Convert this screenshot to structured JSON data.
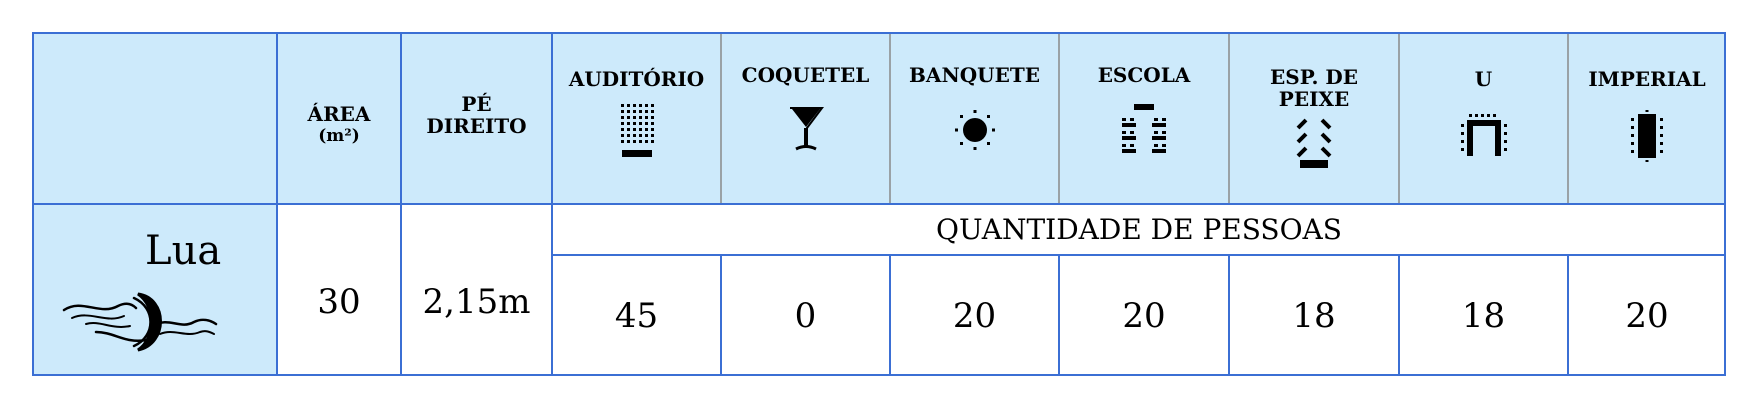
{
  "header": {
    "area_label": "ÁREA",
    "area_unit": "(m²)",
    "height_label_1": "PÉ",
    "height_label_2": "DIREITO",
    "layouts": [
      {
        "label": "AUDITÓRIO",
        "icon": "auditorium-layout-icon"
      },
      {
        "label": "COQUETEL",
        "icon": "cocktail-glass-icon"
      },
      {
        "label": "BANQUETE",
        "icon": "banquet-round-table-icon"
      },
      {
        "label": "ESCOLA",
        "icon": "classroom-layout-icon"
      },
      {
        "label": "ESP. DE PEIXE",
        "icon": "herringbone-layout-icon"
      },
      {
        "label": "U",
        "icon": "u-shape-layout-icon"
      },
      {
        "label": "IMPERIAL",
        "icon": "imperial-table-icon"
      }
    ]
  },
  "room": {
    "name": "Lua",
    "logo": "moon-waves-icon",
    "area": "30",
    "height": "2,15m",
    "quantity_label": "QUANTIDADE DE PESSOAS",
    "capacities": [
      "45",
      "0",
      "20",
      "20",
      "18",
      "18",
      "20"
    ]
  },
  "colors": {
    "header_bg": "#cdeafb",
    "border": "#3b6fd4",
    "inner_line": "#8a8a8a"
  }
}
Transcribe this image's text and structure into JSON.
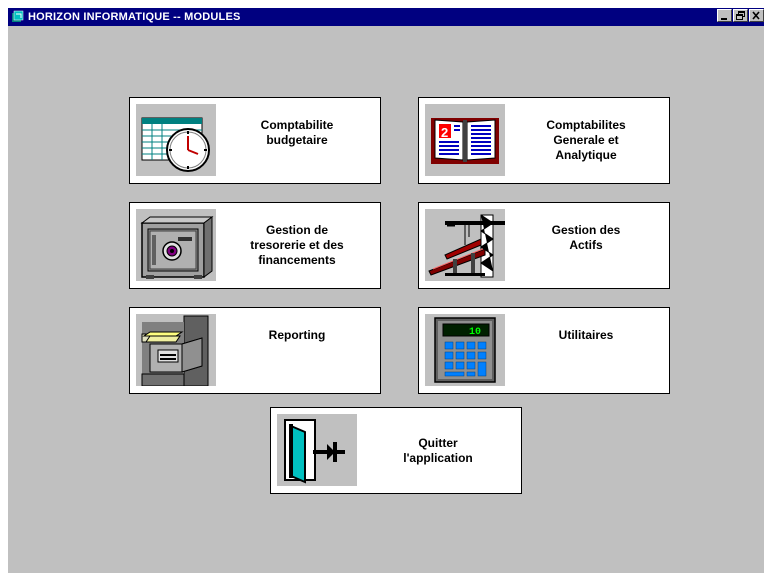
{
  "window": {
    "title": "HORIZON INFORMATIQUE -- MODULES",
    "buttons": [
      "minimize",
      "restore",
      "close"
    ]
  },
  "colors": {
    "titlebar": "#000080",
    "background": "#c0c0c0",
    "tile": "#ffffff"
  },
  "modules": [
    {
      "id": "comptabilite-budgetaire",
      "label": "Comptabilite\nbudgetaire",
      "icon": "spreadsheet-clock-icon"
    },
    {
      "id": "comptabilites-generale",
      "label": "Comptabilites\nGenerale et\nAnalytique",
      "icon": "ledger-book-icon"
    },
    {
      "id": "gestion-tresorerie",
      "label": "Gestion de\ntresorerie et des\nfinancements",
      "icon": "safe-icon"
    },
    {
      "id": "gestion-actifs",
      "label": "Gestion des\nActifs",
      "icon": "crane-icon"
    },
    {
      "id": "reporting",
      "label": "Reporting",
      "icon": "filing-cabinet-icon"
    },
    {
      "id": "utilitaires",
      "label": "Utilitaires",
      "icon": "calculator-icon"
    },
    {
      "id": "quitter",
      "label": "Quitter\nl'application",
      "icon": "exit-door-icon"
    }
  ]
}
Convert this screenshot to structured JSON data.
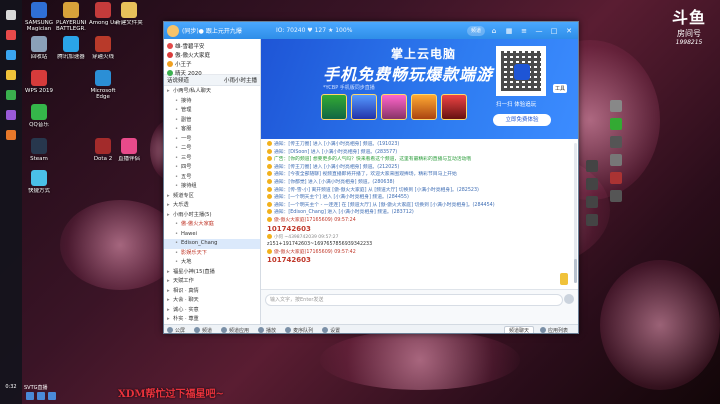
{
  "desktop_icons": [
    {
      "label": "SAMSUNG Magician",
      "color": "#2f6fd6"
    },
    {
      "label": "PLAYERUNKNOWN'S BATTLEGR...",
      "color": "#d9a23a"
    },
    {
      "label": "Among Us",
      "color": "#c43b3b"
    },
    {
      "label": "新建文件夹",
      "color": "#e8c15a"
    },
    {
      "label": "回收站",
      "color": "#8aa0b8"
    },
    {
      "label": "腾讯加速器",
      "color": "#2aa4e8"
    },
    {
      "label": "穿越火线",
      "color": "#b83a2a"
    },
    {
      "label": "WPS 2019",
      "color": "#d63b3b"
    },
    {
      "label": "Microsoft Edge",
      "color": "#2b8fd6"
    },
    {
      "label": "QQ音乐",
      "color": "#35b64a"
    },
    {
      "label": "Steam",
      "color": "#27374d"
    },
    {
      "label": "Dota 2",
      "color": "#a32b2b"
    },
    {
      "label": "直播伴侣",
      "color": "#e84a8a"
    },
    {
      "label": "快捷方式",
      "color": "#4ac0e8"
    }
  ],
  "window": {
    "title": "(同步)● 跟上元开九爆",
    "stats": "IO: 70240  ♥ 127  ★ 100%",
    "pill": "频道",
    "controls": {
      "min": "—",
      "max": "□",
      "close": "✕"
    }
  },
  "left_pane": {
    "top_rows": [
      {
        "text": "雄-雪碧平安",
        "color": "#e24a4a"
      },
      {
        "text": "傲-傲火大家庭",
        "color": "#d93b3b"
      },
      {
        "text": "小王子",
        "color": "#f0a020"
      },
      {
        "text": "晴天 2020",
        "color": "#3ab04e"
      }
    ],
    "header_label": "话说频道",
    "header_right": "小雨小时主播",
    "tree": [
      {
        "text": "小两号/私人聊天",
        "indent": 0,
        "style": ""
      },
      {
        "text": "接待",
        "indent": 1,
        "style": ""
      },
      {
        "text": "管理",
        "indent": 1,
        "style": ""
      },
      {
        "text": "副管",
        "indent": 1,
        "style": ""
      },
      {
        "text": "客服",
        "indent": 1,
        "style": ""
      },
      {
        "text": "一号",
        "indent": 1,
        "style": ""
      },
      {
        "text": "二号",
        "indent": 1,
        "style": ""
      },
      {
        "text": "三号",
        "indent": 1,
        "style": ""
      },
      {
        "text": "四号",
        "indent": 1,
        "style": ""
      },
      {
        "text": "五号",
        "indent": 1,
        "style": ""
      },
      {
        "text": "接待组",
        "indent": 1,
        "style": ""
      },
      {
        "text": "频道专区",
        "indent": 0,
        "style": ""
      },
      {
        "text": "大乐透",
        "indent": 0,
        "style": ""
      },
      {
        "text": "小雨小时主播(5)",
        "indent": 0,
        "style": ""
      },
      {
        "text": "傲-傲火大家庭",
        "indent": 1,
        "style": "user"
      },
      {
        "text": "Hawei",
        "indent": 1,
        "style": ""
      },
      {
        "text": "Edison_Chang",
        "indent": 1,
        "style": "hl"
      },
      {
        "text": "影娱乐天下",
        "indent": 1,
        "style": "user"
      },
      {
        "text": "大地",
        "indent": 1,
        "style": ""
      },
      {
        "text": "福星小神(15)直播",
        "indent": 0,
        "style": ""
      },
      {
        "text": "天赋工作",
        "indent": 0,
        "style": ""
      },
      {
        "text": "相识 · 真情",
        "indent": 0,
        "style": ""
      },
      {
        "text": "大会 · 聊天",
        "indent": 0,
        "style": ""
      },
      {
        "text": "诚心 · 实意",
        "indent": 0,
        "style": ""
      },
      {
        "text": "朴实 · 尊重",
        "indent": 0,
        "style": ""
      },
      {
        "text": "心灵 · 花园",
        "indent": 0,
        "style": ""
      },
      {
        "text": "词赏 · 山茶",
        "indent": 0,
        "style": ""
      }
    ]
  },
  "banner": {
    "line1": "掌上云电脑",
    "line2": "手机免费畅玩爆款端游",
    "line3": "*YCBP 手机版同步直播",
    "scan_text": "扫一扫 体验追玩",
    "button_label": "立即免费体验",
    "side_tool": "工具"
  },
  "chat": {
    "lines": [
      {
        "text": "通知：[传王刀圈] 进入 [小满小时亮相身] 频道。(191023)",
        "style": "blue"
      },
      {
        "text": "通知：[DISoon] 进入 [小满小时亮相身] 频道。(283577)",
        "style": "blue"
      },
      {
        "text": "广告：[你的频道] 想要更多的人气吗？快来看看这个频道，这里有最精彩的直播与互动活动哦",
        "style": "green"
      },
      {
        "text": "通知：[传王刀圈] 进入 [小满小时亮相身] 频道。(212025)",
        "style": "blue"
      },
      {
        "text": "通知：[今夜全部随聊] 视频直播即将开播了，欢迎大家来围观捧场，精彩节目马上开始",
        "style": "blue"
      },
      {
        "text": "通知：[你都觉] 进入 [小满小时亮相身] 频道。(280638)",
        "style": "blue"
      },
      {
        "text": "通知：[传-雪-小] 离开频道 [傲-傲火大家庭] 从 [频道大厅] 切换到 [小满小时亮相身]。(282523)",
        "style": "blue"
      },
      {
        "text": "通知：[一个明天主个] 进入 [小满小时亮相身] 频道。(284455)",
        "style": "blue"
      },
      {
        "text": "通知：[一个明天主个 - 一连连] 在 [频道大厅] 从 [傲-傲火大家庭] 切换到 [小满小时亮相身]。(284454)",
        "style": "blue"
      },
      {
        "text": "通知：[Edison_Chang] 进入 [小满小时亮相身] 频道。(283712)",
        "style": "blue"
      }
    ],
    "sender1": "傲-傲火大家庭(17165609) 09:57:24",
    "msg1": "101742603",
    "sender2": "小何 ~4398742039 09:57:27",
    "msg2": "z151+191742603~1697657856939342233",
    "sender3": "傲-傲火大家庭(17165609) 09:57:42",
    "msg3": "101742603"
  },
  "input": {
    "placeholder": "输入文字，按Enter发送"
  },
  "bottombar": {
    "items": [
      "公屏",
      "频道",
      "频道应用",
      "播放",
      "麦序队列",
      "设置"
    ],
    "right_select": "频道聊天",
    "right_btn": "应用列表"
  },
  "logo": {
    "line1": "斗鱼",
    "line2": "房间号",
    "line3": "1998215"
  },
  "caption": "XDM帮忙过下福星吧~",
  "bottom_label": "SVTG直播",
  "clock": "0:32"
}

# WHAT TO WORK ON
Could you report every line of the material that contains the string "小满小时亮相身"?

# EXERCISE ANSWER
        "text": "通知：[传王刀圈] 进入 [小满小时亮相身] 频道。(191023)",
        "text": "通知：[DISoon] 进入 [小满小时亮相身] 频道。(283577)",
        "text": "通知：[传王刀圈] 进入 [小满小时亮相身] 频道。(212025)",
        "text": "通知：[你都觉] 进入 [小满小时亮相身] 频道。(280638)",
        "text": "通知：[传-雪-小] 离开频道 [傲-傲火大家庭] 从 [频道大厅] 切换到 [小满小时亮相身]。(282523)",
        "text": "通知：[一个明天主个] 进入 [小满小时亮相身] 频道。(284455)",
        "text": "通知：[一个明天主个 - 一连连] 在 [频道大厅] 从 [傲-傲火大家庭] 切换到 [小满小时亮相身]。(284454)",
        "text": "通知：[Edison_Chang] 进入 [小满小时亮相身] 频道。(283712)",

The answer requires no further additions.